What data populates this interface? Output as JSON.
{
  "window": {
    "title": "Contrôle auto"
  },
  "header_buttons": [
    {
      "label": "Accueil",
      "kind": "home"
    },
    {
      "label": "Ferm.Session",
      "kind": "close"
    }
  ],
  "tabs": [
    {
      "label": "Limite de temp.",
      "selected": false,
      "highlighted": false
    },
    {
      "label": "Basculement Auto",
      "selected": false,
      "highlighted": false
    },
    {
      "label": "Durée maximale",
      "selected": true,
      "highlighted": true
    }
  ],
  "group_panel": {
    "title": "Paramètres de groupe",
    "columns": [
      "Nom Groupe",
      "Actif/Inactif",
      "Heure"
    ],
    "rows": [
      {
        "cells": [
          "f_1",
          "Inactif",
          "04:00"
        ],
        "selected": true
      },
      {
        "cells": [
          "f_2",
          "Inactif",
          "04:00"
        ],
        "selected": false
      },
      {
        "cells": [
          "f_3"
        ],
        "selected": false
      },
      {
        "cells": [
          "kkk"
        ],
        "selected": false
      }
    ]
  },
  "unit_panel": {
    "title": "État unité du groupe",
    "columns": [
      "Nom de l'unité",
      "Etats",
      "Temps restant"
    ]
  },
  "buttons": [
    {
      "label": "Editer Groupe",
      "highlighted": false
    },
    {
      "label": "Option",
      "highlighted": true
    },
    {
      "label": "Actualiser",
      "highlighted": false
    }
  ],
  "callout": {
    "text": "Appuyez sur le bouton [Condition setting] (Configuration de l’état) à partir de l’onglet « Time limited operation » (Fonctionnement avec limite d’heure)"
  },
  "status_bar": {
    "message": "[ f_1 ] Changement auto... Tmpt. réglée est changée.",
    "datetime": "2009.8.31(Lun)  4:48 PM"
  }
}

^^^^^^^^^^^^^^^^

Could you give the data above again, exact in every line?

Task output:
What data populates this interface? Output as JSON.
{
  "window": {
    "title": "Contrôle auto"
  },
  "header_buttons": [
    {
      "label": "Accueil",
      "kind": "home"
    },
    {
      "label": "Ferm.Session",
      "kind": "close"
    }
  ],
  "tabs": [
    {
      "label": "Limite de temp.",
      "selected": false,
      "highlighted": false
    },
    {
      "label": "Basculement Auto",
      "selected": false,
      "highlighted": false
    },
    {
      "label": "Durée maximale",
      "selected": true,
      "highlighted": true
    }
  ],
  "group_panel": {
    "title": "Paramètres de groupe",
    "columns": [
      "Nom Groupe",
      "Actif/Inactif",
      "Heure"
    ],
    "rows": [
      {
        "cells": [
          "f_1",
          "Inactif",
          "04:00"
        ],
        "selected": true
      },
      {
        "cells": [
          "f_2",
          "Inactif",
          "04:00"
        ],
        "selected": false
      },
      {
        "cells": [
          "f_3"
        ],
        "selected": false
      },
      {
        "cells": [
          "kkk"
        ],
        "selected": false
      }
    ]
  },
  "unit_panel": {
    "title": "État unité du groupe",
    "columns": [
      "Nom de l'unité",
      "Etats",
      "Temps restant"
    ]
  },
  "buttons": [
    {
      "label": "Editer Groupe",
      "highlighted": false
    },
    {
      "label": "Option",
      "highlighted": true
    },
    {
      "label": "Actualiser",
      "highlighted": false
    }
  ],
  "callout": {
    "text": "Appuyez sur le bouton [Condition setting] (Configuration de l’état) à partir de l’onglet « Time limited operation » (Fonctionnement avec limite d’heure)"
  },
  "status_bar": {
    "message": "[ f_1 ] Changement auto... Tmpt. réglée est changée.",
    "datetime": "2009.8.31(Lun)  4:48 PM"
  }
}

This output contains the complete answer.